__TASK ITEM__
From the listing below, return each line that includes "link".
*** Block opens ***
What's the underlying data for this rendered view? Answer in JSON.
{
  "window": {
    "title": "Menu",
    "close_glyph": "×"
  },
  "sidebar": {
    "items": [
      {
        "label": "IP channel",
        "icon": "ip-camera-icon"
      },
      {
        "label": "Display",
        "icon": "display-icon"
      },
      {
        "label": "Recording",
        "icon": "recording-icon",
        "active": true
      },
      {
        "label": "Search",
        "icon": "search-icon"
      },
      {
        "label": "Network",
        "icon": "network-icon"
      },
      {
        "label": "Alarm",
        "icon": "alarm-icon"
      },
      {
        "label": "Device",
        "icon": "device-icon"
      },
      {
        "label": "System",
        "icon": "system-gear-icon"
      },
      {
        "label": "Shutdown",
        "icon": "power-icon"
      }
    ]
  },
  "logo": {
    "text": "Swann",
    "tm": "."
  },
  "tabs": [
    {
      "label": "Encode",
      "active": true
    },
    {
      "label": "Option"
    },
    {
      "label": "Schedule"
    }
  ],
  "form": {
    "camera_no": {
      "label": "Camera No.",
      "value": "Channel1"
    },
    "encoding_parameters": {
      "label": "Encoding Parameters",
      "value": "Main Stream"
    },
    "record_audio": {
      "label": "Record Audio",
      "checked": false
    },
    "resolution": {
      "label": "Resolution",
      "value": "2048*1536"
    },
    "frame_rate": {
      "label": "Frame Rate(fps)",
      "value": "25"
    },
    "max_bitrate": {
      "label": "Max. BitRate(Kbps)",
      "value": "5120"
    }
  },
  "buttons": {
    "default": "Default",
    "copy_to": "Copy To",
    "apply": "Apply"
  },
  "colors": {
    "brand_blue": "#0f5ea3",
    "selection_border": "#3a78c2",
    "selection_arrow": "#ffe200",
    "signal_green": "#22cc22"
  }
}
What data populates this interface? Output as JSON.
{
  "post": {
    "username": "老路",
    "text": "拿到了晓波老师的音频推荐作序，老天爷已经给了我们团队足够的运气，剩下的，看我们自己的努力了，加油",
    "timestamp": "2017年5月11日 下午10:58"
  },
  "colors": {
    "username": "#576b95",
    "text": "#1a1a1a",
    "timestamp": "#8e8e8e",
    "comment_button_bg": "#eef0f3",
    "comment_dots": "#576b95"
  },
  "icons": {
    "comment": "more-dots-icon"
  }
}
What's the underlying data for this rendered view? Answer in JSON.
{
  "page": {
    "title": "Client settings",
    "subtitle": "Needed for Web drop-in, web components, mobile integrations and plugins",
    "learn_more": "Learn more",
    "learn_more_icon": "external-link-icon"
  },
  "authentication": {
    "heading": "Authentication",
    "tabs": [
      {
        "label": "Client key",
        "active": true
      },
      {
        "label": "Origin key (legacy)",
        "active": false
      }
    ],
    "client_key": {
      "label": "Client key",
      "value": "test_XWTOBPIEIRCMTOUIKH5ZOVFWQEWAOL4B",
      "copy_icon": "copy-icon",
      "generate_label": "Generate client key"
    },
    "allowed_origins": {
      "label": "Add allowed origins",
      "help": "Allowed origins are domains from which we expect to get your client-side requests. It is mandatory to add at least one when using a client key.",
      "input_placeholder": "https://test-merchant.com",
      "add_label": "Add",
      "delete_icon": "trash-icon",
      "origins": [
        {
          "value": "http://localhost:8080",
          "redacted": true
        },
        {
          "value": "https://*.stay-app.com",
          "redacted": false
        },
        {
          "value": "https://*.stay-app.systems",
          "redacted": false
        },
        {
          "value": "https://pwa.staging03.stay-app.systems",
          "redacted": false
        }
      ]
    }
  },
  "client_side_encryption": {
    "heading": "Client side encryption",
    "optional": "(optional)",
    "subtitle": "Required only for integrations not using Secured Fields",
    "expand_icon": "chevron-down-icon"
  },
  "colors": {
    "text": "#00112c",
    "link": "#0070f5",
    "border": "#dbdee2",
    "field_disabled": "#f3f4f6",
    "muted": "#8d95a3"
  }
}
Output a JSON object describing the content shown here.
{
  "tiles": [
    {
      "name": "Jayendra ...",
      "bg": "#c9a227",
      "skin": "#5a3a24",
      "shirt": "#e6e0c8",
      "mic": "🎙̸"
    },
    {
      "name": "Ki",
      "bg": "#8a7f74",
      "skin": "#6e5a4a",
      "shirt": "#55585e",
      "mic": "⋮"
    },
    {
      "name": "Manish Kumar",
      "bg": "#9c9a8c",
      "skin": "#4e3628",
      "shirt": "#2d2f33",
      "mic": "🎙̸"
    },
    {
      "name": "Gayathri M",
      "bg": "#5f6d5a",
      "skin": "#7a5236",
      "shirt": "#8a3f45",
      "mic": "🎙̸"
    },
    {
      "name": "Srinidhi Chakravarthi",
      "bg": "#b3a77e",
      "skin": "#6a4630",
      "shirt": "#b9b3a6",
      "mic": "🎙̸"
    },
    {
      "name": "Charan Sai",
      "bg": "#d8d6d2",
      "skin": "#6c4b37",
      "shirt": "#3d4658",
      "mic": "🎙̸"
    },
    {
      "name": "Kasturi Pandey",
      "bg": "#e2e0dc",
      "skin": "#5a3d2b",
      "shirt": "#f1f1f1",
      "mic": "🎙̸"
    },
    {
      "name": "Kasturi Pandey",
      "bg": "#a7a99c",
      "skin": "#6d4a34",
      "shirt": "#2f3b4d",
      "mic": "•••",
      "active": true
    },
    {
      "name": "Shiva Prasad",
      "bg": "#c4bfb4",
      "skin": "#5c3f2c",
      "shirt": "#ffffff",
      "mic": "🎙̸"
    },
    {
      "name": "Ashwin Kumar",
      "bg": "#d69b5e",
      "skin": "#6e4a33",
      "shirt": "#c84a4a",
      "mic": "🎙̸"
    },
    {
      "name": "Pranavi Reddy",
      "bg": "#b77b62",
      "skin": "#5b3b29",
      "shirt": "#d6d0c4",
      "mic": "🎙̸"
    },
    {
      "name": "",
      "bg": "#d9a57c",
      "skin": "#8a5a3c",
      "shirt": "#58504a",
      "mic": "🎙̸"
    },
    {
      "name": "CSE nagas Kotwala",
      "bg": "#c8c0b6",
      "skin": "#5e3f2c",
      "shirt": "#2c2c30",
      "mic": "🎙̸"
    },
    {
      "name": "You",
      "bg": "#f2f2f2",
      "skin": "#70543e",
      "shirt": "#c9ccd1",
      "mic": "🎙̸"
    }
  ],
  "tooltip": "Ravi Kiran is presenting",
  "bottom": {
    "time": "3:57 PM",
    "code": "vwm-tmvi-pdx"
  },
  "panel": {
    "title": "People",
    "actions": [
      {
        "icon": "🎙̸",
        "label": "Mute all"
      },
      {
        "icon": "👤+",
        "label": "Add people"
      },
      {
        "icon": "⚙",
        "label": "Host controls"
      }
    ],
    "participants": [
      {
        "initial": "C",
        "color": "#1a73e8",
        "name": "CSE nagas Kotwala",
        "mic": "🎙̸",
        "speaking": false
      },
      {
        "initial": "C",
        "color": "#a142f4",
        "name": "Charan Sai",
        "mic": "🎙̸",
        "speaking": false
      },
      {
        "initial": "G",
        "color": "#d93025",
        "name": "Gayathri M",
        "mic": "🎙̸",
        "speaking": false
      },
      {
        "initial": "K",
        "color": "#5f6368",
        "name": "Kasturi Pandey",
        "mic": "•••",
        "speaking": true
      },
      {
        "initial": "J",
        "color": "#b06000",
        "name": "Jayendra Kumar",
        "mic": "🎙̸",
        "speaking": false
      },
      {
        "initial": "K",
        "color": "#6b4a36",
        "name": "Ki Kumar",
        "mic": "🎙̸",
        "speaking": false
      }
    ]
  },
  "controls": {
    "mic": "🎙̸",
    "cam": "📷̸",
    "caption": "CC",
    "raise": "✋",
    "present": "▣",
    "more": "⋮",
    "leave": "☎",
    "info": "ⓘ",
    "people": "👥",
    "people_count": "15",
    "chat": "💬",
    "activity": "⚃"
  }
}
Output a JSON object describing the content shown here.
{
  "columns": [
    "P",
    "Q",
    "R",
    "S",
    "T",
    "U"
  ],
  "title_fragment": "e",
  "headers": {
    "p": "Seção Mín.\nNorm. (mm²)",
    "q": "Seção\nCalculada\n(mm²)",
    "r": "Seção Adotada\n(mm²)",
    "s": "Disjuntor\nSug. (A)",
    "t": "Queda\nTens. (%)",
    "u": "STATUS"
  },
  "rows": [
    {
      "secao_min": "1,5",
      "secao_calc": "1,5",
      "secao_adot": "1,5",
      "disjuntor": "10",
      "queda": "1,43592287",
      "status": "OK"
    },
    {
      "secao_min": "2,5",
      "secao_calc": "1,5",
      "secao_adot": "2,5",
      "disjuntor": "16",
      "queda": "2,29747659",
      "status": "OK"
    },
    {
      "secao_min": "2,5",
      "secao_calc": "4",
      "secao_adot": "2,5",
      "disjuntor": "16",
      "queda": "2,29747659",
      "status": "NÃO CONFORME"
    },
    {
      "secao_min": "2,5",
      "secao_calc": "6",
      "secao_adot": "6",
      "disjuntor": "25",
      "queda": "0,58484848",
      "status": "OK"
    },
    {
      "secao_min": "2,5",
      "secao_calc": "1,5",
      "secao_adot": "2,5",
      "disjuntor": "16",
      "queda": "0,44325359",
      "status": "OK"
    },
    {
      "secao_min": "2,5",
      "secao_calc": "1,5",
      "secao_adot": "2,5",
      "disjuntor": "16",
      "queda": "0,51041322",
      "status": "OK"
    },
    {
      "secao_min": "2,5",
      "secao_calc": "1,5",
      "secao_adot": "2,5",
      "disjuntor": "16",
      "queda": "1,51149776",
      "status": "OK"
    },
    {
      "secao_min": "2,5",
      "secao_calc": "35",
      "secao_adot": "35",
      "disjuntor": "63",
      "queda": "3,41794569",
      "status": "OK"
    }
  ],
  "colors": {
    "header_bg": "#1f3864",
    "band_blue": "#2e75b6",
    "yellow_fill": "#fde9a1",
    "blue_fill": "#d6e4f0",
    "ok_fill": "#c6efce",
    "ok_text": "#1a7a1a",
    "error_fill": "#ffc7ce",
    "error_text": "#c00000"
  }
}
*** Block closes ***
__RESPONSE BELOW__
    "learn_more_icon": "external-link-icon"
    "link": "#0070f5",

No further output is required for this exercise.